# Requirement
Filter the entries below, keeping only lines with the word "true".

-- Entries shown follows --

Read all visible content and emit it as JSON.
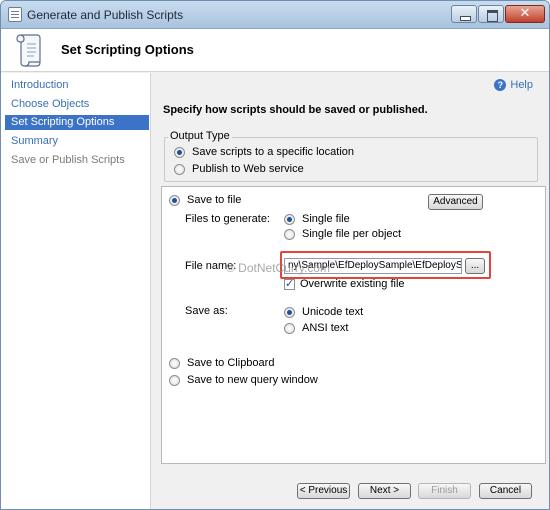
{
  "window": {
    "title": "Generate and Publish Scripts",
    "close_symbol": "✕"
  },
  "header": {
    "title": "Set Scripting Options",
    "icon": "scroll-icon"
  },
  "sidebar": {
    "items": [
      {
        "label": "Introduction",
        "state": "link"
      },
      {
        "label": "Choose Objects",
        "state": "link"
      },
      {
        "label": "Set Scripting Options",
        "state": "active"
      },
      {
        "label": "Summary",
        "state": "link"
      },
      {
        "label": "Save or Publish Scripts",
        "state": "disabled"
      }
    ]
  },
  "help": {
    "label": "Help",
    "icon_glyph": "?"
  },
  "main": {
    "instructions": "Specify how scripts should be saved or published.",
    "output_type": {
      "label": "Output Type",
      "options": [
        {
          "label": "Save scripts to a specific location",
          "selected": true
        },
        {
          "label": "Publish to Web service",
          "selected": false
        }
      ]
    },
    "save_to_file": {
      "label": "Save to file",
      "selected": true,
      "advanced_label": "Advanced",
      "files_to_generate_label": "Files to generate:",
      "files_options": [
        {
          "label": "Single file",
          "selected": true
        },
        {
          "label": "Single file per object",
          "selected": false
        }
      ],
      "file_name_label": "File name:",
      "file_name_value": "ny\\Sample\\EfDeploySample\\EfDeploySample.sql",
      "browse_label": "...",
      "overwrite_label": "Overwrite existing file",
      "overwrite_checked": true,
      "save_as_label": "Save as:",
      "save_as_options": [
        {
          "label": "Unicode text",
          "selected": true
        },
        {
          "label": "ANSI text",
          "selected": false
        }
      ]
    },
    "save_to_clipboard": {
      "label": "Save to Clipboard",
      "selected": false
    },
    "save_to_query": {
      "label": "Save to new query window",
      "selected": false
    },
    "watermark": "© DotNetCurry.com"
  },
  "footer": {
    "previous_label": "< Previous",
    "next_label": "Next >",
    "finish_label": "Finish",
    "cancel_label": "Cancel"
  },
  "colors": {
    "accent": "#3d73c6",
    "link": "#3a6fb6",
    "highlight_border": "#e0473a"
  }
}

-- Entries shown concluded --
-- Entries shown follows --

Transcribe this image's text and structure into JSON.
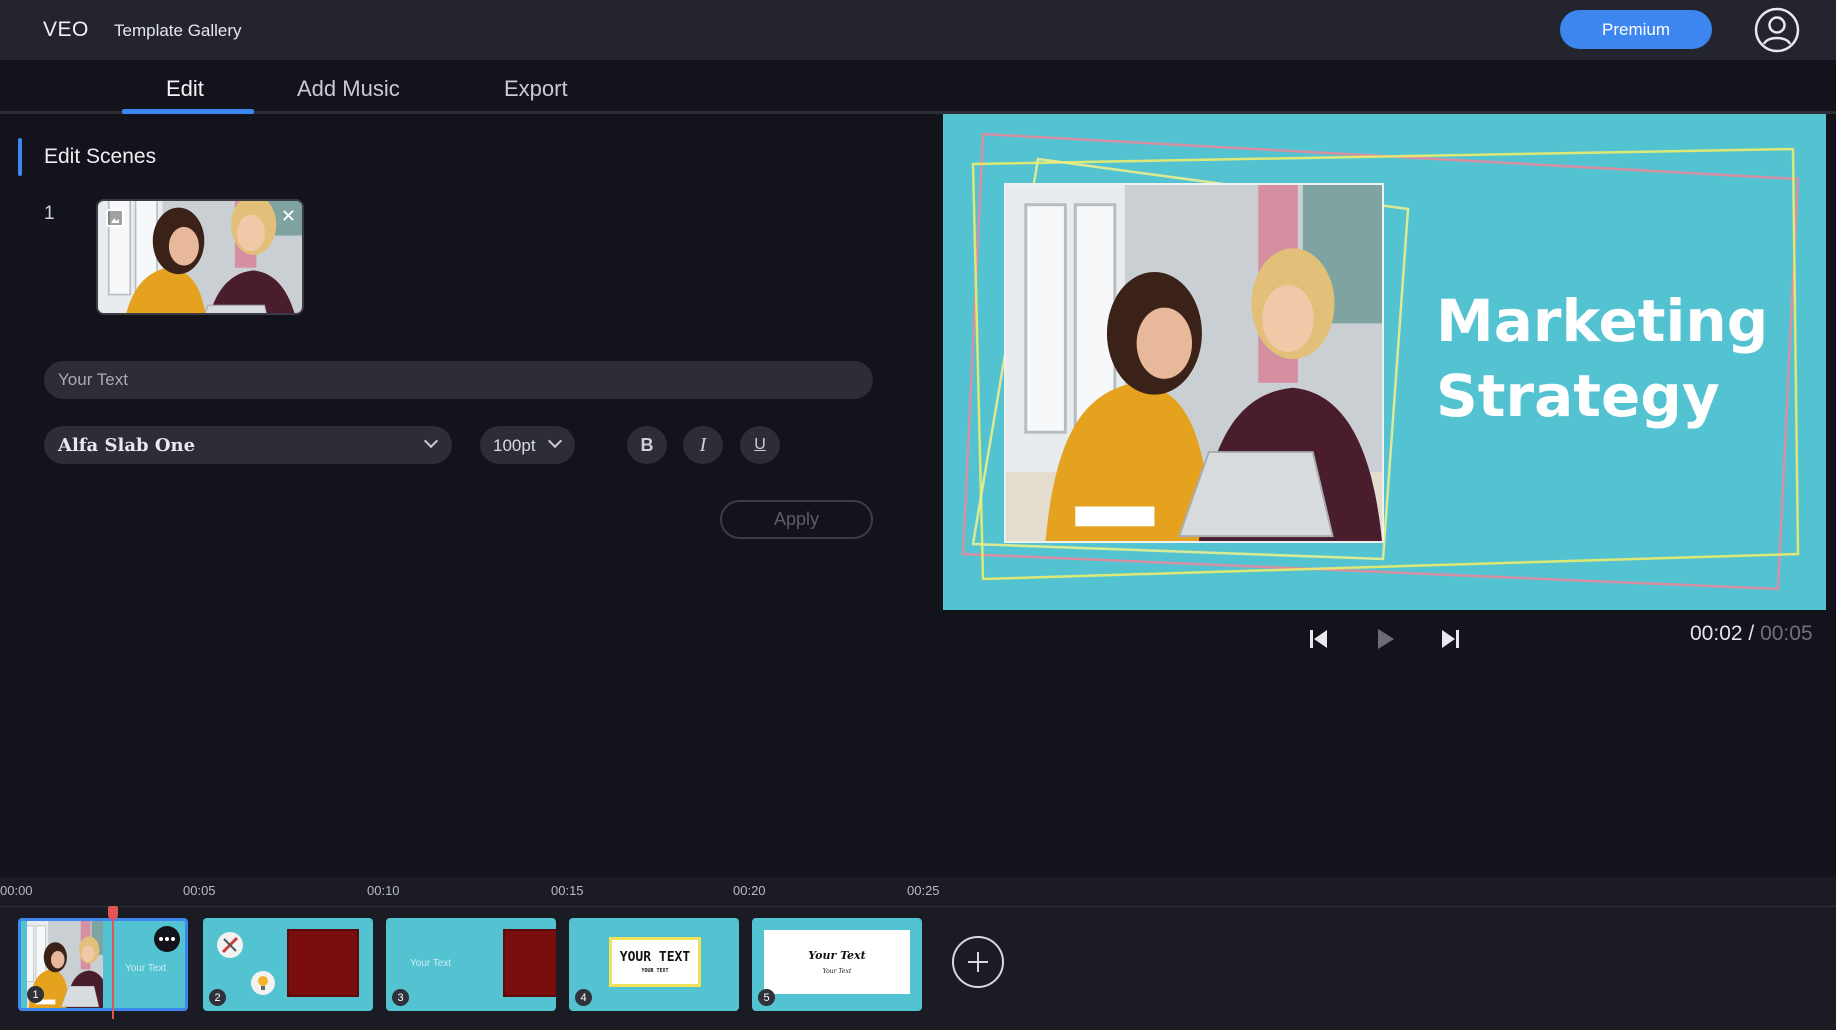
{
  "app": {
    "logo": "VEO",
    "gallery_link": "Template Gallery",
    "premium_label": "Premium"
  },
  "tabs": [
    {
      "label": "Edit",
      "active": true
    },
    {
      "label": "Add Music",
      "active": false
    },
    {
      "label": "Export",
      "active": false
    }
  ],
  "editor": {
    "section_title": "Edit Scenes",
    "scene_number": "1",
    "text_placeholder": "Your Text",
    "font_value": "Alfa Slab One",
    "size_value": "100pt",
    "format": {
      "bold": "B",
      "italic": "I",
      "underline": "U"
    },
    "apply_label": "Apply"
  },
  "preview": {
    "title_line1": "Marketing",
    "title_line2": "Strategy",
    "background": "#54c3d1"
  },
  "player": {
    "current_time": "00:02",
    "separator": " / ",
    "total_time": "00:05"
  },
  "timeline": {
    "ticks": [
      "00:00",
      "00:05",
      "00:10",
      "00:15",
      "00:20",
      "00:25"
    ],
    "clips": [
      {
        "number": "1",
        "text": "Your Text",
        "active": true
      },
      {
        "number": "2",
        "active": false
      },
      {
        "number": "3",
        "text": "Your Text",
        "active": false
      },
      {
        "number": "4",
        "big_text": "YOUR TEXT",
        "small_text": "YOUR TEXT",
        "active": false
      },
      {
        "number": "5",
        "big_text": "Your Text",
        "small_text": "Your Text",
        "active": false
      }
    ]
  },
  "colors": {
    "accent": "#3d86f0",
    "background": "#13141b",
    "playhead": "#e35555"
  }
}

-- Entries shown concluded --

# Response to this task
          "selected": true
      "selected": true,
          "selected": true
      "overwrite_checked": true,
          "selected": true
      "active": true
        "active": true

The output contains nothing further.